Even if, which we need not reach, taxpayer might initially have raised any of the matters set forth in its present complaint by way of a petition for mandamus it cannot, by the mystique of a different form of complaint, seek a redetermination of what has already been decided. There is no magic in denominating the respondent's alleged substantive errors "arbitrary" or an abuse of discretion. Even if, which is difficult to imagine, section 732(c) in some way excepts gross section 721 errors and makes only run-of-the-mill errors non-reviewable, ordinary principles of res judicata would preclude taxpayer from painting respondent's errors more purple now than it did before. The respondent's other alleged error we held to be non-prejudicial. Taxpayer has had its day in court.
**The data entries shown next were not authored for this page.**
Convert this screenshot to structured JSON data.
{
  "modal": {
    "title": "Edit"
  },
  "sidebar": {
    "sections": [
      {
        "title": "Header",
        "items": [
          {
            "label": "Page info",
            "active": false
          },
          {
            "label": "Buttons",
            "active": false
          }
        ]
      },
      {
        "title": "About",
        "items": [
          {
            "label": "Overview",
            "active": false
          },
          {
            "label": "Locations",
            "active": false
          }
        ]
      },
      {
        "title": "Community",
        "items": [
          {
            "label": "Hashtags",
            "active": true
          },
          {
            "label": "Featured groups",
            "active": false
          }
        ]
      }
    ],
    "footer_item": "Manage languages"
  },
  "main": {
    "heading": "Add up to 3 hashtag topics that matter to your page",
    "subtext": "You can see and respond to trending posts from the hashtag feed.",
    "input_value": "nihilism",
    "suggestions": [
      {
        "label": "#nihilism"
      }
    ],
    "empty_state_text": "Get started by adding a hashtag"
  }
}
Judgment will be entered affirming the judgment of the District Court.
The second question embraced a contention by the taxpayer that in making its computations with respect to an issue on which taxpayer had prevailed the respondent included an irrelevant item, which had the effect of reducing the recovery, and that this procedure had not been suggested until the Commissioner's brief after trial. The Commissioner's brief before us responded to this contention. If we had anticipated the present proceedings we might have articulated our opinion more fully, but we think a thoughtful reading of the initial sentence of the final paragraph reveals that we held, as we did with respect to the respondent's alternative resolution of one of the other issues and the sole resolution of another, that only a section 721 determination, and no procedural irregularity, was involved. Indeed, having indicated, with respect to the first issue, that a claim of procedural irregularity might be heard on appeal, we would hardly have disposed sub silentio of such a claim if we thought it in fact present with respect to a second issue